Strickland honored on Airsho poster



Article Image Alt Text

World War II naval aviator and retired Presbyterian minister J. Arthur (Art) Strickland was honored with his likeness on the official poster for the 26th anniversary Confederate Air Force Highland Lakes Airsho, held Saturday, Sept. 9, at Burnet Municipal Airport's Kate Craddock Field.

Strickland obtained his private pilot's license while at Schreiner Institute in Kerville and enrolled in the U.S. Navy V-5 program as a naval aviation cadet in November 1942. He attended pre-flight school at the University of Georgia and primary flight training in Millington, Tennessee, prior to being assigned to the Naval Air Station at Pensacola, Florida. On Nov. 30, 1943, he received his wings as a naval aviator and was commissioned a second lieutenant in the United States Marine Corps Reserves.

After attending Navy Photography School in early 1944, he was transferred to the Marine Air Station in Cherry Point, North Carolina, and assigned to the Photography Squadron, flying an Army B-24. A few months later, he was assigned to the Service Squadron, where he flew a Martin Marauder JM-1 for target towing for Marine anti-aircraft practice and also flew the JM-1, the SNJ and SBD on a tracking route for radar trainees. He was promoted to first lieutenant in May 1945.

In June 1945, Strickland went to Ewa Marine Air Base in Oahu and Barking Sands Army Air Base in Kauai, Hawaii, where he again was flying JM-1 missions for anti-aircraft practice. In October 1945, he was transferred to the Naval Air Base in Agana, Guam, and assigned to the VMR-353 4th Marine Air Wing Transport Squadron, flying R5C Curtis Commando twin-engine transports throughout China, Japan, Okinawa, Philippines, Australia, Iwo Jima, Tinian, Saipan, Eniwetok, Kwajalein, Majuro, Wake, Peleliu, Manus, Midway and 

Strickland was discharged from active duty on Jan. 18, 1947, and remained in Marine Corps Reserves until November 1957 when he resigned his commission, having attained the rank of captain 
in 1950.

After discharge, in addition to being a flight instructor in Kerrville, he enrolled at the University of Texas at Austin, receiving a bachelor of business administration degree in August 1949. He then enrolled at the Austin Presbyterian Theological Seminary later that year, earning his bachelor of divinity degree in 1952. He served as an ordained Presbyterian minister for 35 years at various churches in Louisiana and Texas before retiring at the end of 1987.

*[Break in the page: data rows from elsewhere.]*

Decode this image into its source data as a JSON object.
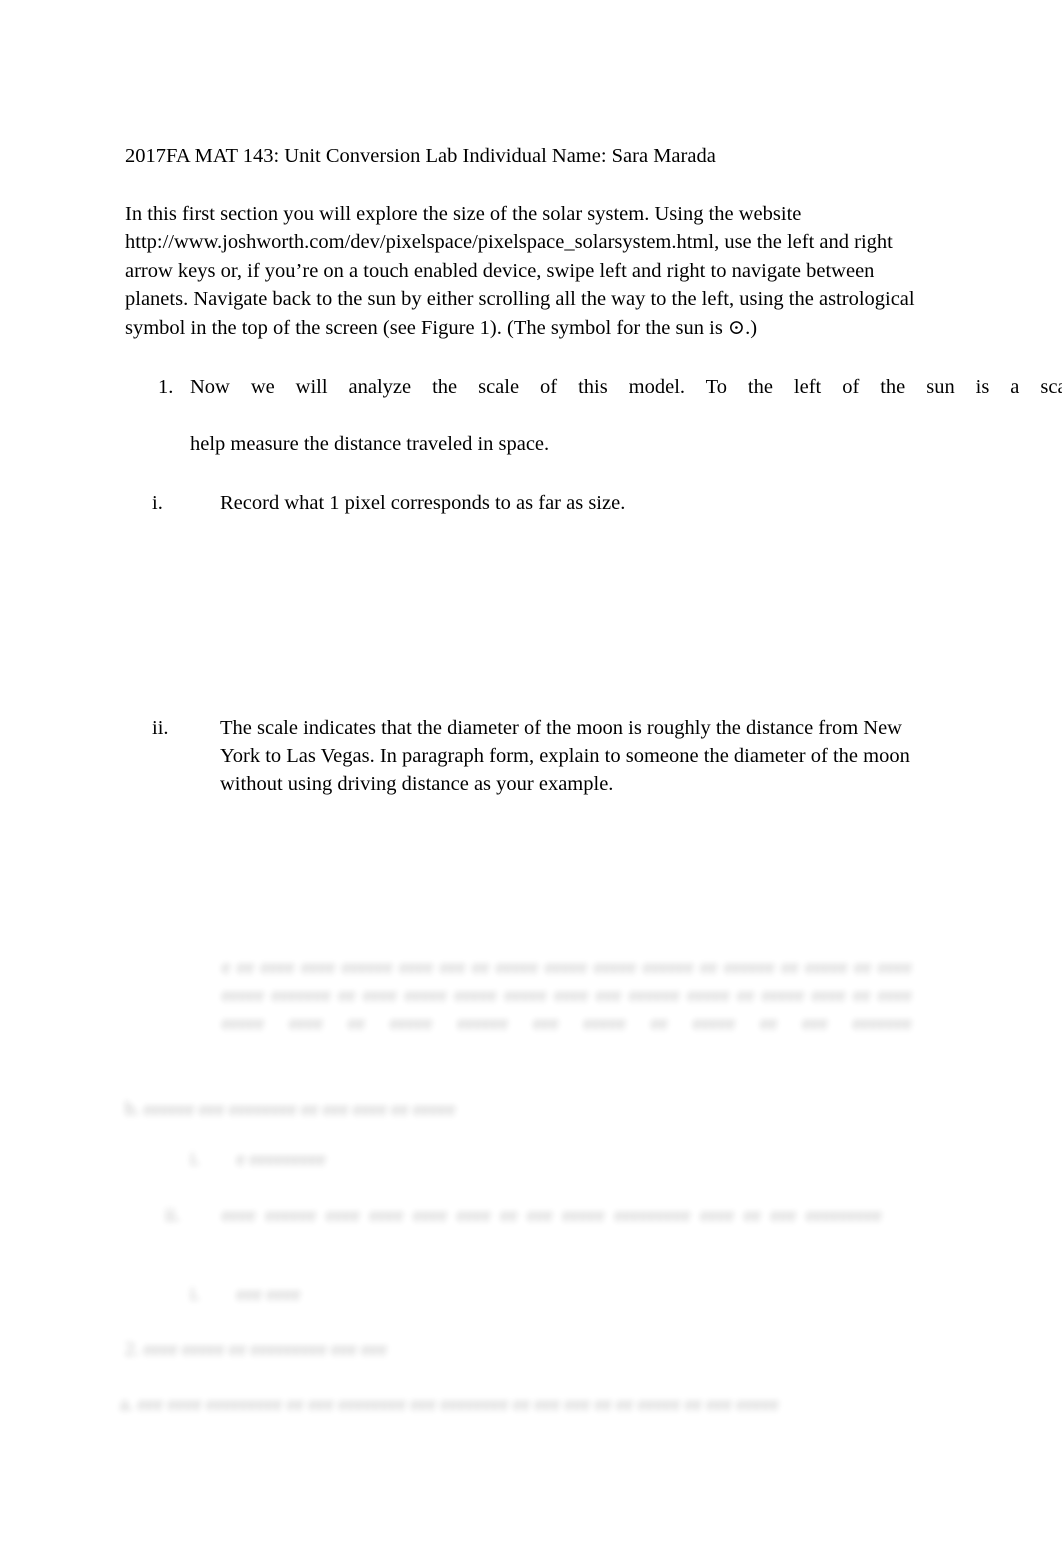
{
  "document": {
    "header": "2017FA MAT 143: Unit Conversion Lab Individual Name: Sara Marada",
    "intro_paragraph": "In this first section you will explore the size of the solar system. Using the website http://www.joshworth.com/dev/pixelspace/pixelspace_solarsystem.html, use the left and right arrow keys or, if you’re on a touch enabled device, swipe left and right to navigate between planets. Navigate back to the sun by either scrolling all the way to the left, using the astrological symbol in the top of the screen (see Figure 1). (The symbol for the sun is ⊙.)",
    "sun_symbol": "⊙",
    "items": [
      {
        "marker": "1.",
        "level": 1,
        "text_line_1": "Now we will analyze the scale of this model. To the left of the sun is a scale t",
        "text_line_2": "help measure the distance traveled in space.",
        "clipped_at_right_edge": true
      },
      {
        "marker": "i.",
        "level": 2,
        "text": "Record what 1 pixel corresponds to as far as size."
      },
      {
        "marker": "ii.",
        "level": 2,
        "text": "The scale indicates that the diameter of the moon is roughly the distance from New York to Las Vegas. In paragraph form, explain to someone the diameter of the moon without using driving distance as your example."
      }
    ],
    "faded_section": {
      "note_visible_but_illegible": true,
      "answer_paragraph": "e ee eeee eeee eeeeee eeee eee ee eeeee eeeee eeeee eeeeee ee eeeeee ee eeeee ee eeee eeeee eeeeeee ee eeee eeeee eeeee eeeee eeee eee eeeeee eeeee ee eeeee eeee ee eeee eeeee eeee ee eeeee eeeeee eee eeeee ee eeeee ee eee eeeeeee",
      "rows": [
        {
          "marker": "b.",
          "text": "eeeeee eee eeeeeeee ee eee eeee ee eeeee"
        },
        {
          "marker": "i.",
          "text": "e eeeeeeeee"
        },
        {
          "marker": "ii.",
          "text": "eeee eeeeee eeee eeee eeee eeee ee eee eeeee eeeeeeeee eeee ee eee eeeeeeeee"
        },
        {
          "marker": "i.",
          "text": "eee eeee"
        },
        {
          "marker": "2.",
          "text": "eeee eeeee ee eeeeeeeee eee eee"
        },
        {
          "marker": "a.",
          "text": "eee eeee eeeeeeeee ee eee eeeeeeee eee eeeeeeee ee eee eee ee ee eeeee ee eee eeeee"
        }
      ]
    }
  }
}
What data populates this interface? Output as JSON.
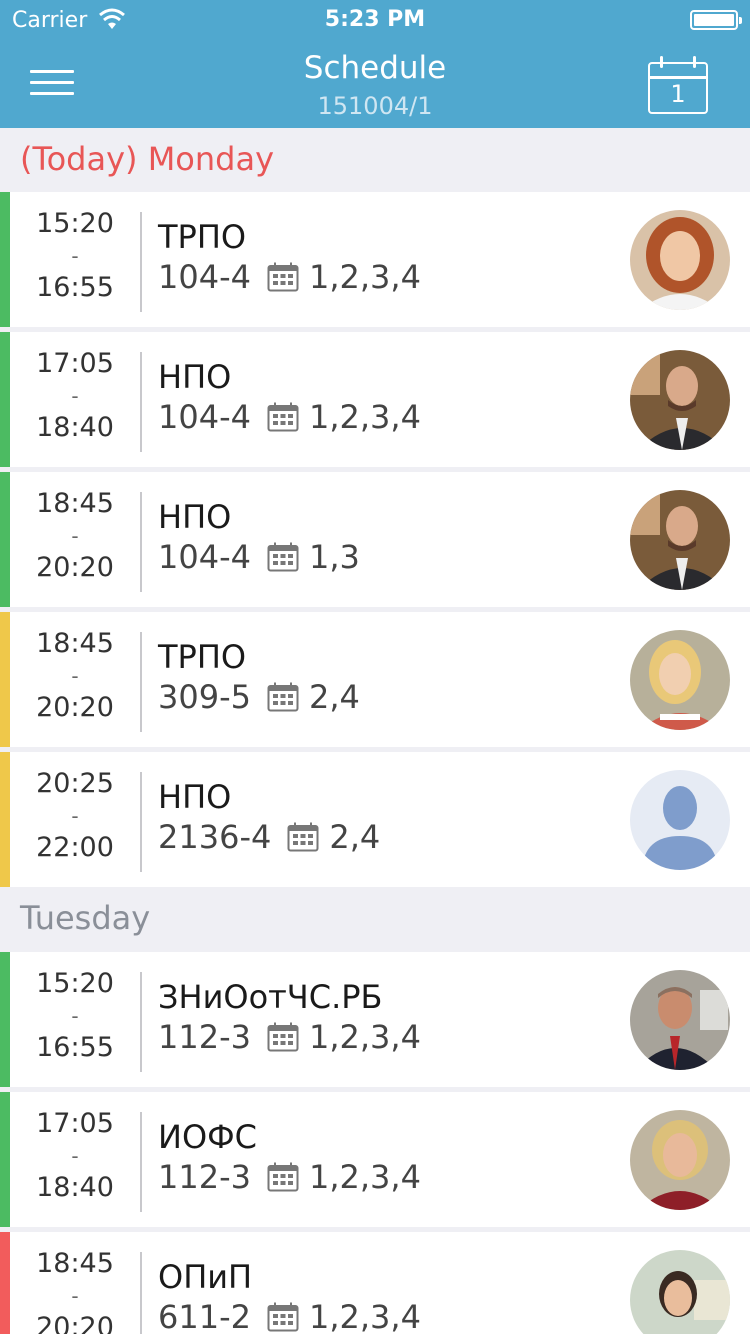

The Airsho will be open to the public at 10 a.m. Saturday, Sept. 9. Static aircraft displays to the public will be available from 10 a.m. to 11:30 a.m. The program begins at noon. Airsho performances start at 12:30 p.m. and finish around 4 p.m.

For more information, see

Rate this article: 
Average: 2 (1 vote)